I'm usually an underachiever, but since I have three screen shots, I guess for at least 'one moment in time', I am an over achiever. :)
I did the 'things to try' on the flock of birds program, and came up with some interesting results. It first asked to try to get the flocking patterns tight. I came up with this result.
Linearly that's pretty dang tight.
It then asked for 'loose' patterns. I came up with this:
Not only are they loose, but all they did was circle around. I thought that was pretty fun.
Then I decided that maybe I could get an even tighter flocking pattern that the linear thing I had, and with a little bit of work came up with this:
I figured that was about as tight as I was going to get it. 124 birds on top of each other.
A few thoughts about this kind of 'learning'. I don't think I played with this enough to really understand it (maybe I'm an underachiever after all!). Through trial and error I could come up with the above images, but if I were going to sit down and try to replicate the images, I would have to engage in the same kind of trial and error activity. To me this is interesting because if these images were used to determine whether or not I understood the workings of this simulation, well then, it would be a bad measurement.

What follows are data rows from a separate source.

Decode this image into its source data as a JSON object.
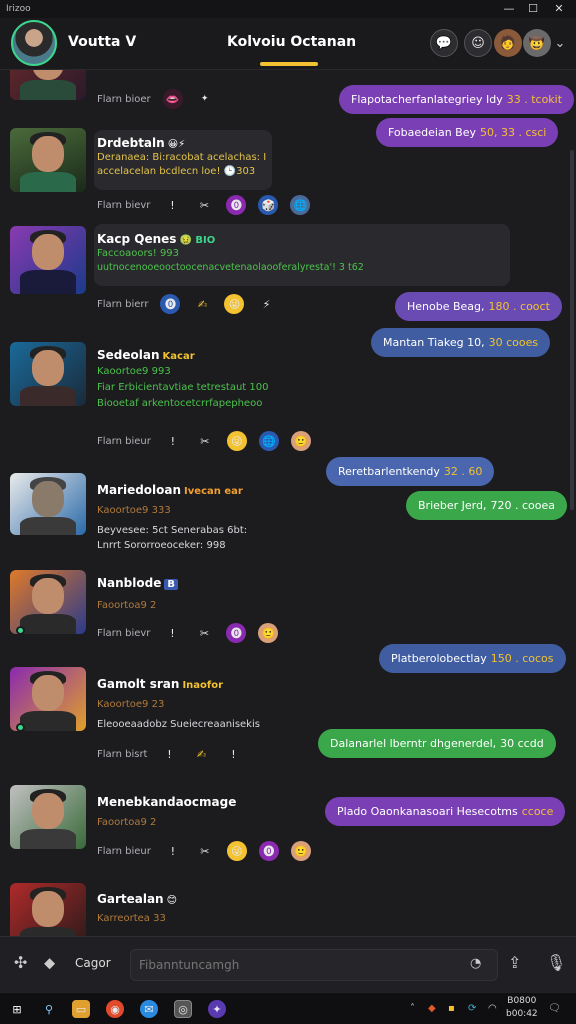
{
  "window": {
    "title": "Irizoo"
  },
  "header": {
    "user_name": "Voutta V",
    "channel_title": "Kolvoiu Octanan",
    "icons": [
      "chat-bubble-icon",
      "emoji-icon",
      "user-avatar",
      "user-avatar-alt",
      "chevron-down-icon"
    ]
  },
  "messages": [
    {
      "react_label": "Flarn bioer",
      "reactions": [
        "👄",
        "✦"
      ]
    },
    {
      "name": "Drdebtaln",
      "badge": "😀⚡",
      "lines": [
        "Deranaea: Bi:racobat acelachas: I",
        "accelacelan bcdlecn loe! 🕒303"
      ],
      "react_label": "Flarn bievr",
      "reactions": [
        "!",
        "✂",
        "⓿",
        "🎲",
        "🌐"
      ]
    },
    {
      "name": "Kacp Qenes",
      "badge": "🤢 BIO",
      "lines": [
        "Faccoaoors! 993",
        "uutnocenooeooctoocenacvetenaolaooferalyresta'! 3 t62"
      ],
      "react_label": "Flarn bierr",
      "reactions": [
        "⓿",
        "✍",
        "😜",
        "⚡"
      ]
    },
    {
      "name": "Sedeolan",
      "badge": "Kacar",
      "lines": [
        "Kaoortoe9 993",
        "Fiar Erbicientavtiae tetrestaut 100",
        "Biooetaf arkentocetcrrfapepheoo"
      ],
      "react_label": "Flarn bieur",
      "reactions": [
        "!",
        "✂",
        "😜",
        "🌐",
        "🙂"
      ]
    },
    {
      "name": "Mariedoloan",
      "badge": "Ivecan ear",
      "lines": [
        "Kaoortoe9 333",
        "Beyvesee: 5ct Senerabas 6bt:",
        "Lnrrt Sororroeoceker: 998"
      ],
      "react_label": "",
      "reactions": []
    },
    {
      "name": "Nanblode",
      "badge": "B",
      "lines": [
        "Faoortoa9 2"
      ],
      "react_label": "Flarn bievr",
      "reactions": [
        "!",
        "✂",
        "⓿",
        "🙂"
      ]
    },
    {
      "name": "Gamolt sran",
      "badge": "Inaofor",
      "lines": [
        "Kaoortoe9 23",
        "Eleooeaadobz Sueiecreaanisekis"
      ],
      "react_label": "Flarn bisrt",
      "reactions": [
        "!",
        "✍",
        "!"
      ]
    },
    {
      "name": "Menebkandaocmage",
      "badge": "",
      "lines": [
        "Faoortoa9 2"
      ],
      "react_label": "Flarn bieur",
      "reactions": [
        "!",
        "✂",
        "😜",
        "⓿",
        "🙂"
      ]
    },
    {
      "name": "Gartealan",
      "badge": "😊",
      "lines": [
        "Karreortea 33"
      ],
      "react_label": "",
      "reactions": []
    }
  ],
  "bubbles": [
    {
      "text": "Flapotacherfanlategriey Idy",
      "accent": "33 . tcokit"
    },
    {
      "text": "Fobaedeian Bey",
      "accent": "50, 33 . csci"
    },
    {
      "text": "Henobe Beag,",
      "accent": "180 . cooct"
    },
    {
      "text": "Mantan Tiakeg 10,",
      "accent": "30 cooes"
    },
    {
      "text": "Reretbarlentkendy",
      "accent": "32 . 60"
    },
    {
      "text": "Brieber Jerd,",
      "accent": "720 . cooea"
    },
    {
      "text": "Platberolobectlay",
      "accent": "150 . cocos"
    },
    {
      "text": "Dalanarlel lberntr dhgenerdel,",
      "accent": "30 ccdd"
    },
    {
      "text": "Plado Oaonkanasoari Hesecotms",
      "accent": "ccoce"
    }
  ],
  "composer": {
    "label": "Cagor",
    "placeholder": "Fibanntuncamgh"
  },
  "taskbar": {
    "time": "B0800",
    "date": "b00:42"
  },
  "colors": {
    "accent": "#f2c230",
    "online": "#3dd68c",
    "purple": "#7b3fb5",
    "green": "#3aa84a",
    "blue": "#4a66ae"
  }
}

But I like this kind of learning. I like the discovery nature of it. You could talk about birds having a low level of intelligence, but engaging in activity that would make it appear they had a high level of intelligence, and the point would never be made to a large number of 'students'. But give them a toy like this, and then explain that with a few simple 'commands', the birds can look as if they are participating in advanced flight patterns. I think if a student were given a myriad of goals, and then some guided questions, more would be learned than by simply reading, lecturing, etc.

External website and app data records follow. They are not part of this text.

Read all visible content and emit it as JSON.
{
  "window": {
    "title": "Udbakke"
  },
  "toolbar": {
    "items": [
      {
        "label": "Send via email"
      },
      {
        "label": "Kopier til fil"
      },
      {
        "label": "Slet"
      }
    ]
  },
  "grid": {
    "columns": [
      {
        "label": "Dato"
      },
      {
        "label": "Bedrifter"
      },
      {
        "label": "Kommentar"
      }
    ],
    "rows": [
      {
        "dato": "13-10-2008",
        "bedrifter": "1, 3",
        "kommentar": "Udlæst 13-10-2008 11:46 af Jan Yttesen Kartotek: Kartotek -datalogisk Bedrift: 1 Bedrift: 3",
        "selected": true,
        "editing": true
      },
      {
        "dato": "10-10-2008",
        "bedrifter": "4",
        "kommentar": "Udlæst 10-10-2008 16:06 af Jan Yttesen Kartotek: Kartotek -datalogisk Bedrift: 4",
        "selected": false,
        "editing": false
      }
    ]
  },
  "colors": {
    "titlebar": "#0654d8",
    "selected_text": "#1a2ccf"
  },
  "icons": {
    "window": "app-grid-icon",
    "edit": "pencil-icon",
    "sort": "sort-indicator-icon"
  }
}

This is a fun little tool that needs some more exploring. The biggest question in my mind is can I use this as a strategic advantage in any of the many board games my family will be playing over the holidays.